All lines from the one containing "Read all visible content and emit it as JSON." to the end of the entries below must be output exactly, and no other lines.
BEGIN Data
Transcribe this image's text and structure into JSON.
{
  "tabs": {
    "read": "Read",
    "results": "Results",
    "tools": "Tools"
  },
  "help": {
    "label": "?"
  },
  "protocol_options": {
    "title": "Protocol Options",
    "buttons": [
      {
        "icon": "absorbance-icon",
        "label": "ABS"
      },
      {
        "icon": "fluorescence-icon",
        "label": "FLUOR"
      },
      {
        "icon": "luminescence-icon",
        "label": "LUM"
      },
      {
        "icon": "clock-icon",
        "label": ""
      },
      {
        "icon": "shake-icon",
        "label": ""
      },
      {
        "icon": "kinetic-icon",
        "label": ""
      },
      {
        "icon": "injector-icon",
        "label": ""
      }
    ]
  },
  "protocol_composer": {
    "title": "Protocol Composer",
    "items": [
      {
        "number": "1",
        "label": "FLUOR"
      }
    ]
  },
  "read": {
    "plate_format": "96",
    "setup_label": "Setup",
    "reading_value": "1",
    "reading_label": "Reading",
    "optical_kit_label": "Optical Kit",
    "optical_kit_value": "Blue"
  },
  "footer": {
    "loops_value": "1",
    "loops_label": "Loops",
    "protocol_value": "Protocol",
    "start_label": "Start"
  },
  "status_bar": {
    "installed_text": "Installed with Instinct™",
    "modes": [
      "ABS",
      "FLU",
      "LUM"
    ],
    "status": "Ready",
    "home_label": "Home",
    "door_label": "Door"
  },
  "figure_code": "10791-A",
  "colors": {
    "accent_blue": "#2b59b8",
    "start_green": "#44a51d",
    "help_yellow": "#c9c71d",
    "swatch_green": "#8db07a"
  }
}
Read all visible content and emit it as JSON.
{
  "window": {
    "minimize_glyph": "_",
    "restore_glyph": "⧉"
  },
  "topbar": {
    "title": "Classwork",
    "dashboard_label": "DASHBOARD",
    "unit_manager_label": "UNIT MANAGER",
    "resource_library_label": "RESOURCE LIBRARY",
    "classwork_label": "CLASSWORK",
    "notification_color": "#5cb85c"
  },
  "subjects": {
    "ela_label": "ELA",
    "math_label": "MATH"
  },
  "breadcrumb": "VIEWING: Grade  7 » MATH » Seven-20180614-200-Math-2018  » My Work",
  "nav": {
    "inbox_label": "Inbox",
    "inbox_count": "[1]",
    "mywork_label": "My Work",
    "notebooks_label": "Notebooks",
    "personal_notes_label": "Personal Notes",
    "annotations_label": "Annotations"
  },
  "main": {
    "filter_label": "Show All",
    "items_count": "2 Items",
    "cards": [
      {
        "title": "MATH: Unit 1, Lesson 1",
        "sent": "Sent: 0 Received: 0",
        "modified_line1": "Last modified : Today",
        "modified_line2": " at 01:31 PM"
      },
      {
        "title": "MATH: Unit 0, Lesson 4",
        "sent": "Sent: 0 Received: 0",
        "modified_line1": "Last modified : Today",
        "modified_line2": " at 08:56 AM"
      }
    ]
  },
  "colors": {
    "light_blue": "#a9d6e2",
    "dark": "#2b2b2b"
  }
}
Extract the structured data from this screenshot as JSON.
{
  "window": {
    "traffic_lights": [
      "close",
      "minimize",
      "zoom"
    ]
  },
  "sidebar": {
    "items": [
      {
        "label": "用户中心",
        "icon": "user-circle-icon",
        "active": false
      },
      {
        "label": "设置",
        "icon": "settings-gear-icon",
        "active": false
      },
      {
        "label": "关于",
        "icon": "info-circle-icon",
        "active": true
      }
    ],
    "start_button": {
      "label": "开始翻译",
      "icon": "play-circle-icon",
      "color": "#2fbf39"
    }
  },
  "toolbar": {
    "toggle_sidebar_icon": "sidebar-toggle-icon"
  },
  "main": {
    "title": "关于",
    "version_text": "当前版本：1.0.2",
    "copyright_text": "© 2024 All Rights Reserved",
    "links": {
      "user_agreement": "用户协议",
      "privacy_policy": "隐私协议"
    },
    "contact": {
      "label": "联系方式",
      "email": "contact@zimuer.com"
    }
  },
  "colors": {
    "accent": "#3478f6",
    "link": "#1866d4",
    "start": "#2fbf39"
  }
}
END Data
● Written solution:
Read all visible content and emit it as JSON.
{
  "window": {
    "minimize_glyph": "_",
    "restore_glyph": "⧉"
  },
  "topbar": {
    "title": "Classwork",
    "dashboard_label": "DASHBOARD",
    "unit_manager_label": "UNIT MANAGER",
    "resource_library_label": "RESOURCE LIBRARY",
    "classwork_label": "CLASSWORK",
    "notification_color": "#5cb85c"
  },
  "subjects": {
    "ela_label": "ELA",
    "math_label": "MATH"
  },
  "breadcrumb": "VIEWING: Grade  7 » MATH » Seven-20180614-200-Math-2018  » My Work",
  "nav": {
    "inbox_label": "Inbox",
    "inbox_count": "[1]",
    "mywork_label": "My Work",
    "notebooks_label": "Notebooks",
    "personal_notes_label": "Personal Notes",
    "annotations_label": "Annotations"
  },
  "main": {
    "filter_label": "Show All",
    "items_count": "2 Items",
    "cards": [
      {
        "title": "MATH: Unit 1, Lesson 1",
        "sent": "Sent: 0 Received: 0",
        "modified_line1": "Last modified : Today",
        "modified_line2": " at 01:31 PM"
      },
      {
        "title": "MATH: Unit 0, Lesson 4",
        "sent": "Sent: 0 Received: 0",
        "modified_line1": "Last modified : Today",
        "modified_line2": " at 08:56 AM"
      }
    ]
  },
  "colors": {
    "light_blue": "#a9d6e2",
    "dark": "#2b2b2b"
  }
}
Extract the structured data from this screenshot as JSON.
{
  "window": {
    "traffic_lights": [
      "close",
      "minimize",
      "zoom"
    ]
  },
  "sidebar": {
    "items": [
      {
        "label": "用户中心",
        "icon": "user-circle-icon",
        "active": false
      },
      {
        "label": "设置",
        "icon": "settings-gear-icon",
        "active": false
      },
      {
        "label": "关于",
        "icon": "info-circle-icon",
        "active": true
      }
    ],
    "start_button": {
      "label": "开始翻译",
      "icon": "play-circle-icon",
      "color": "#2fbf39"
    }
  },
  "toolbar": {
    "toggle_sidebar_icon": "sidebar-toggle-icon"
  },
  "main": {
    "title": "关于",
    "version_text": "当前版本：1.0.2",
    "copyright_text": "© 2024 All Rights Reserved",
    "links": {
      "user_agreement": "用户协议",
      "privacy_policy": "隐私协议"
    },
    "contact": {
      "label": "联系方式",
      "email": "contact@zimuer.com"
    }
  },
  "colors": {
    "accent": "#3478f6",
    "link": "#1866d4",
    "start": "#2fbf39"
  }
}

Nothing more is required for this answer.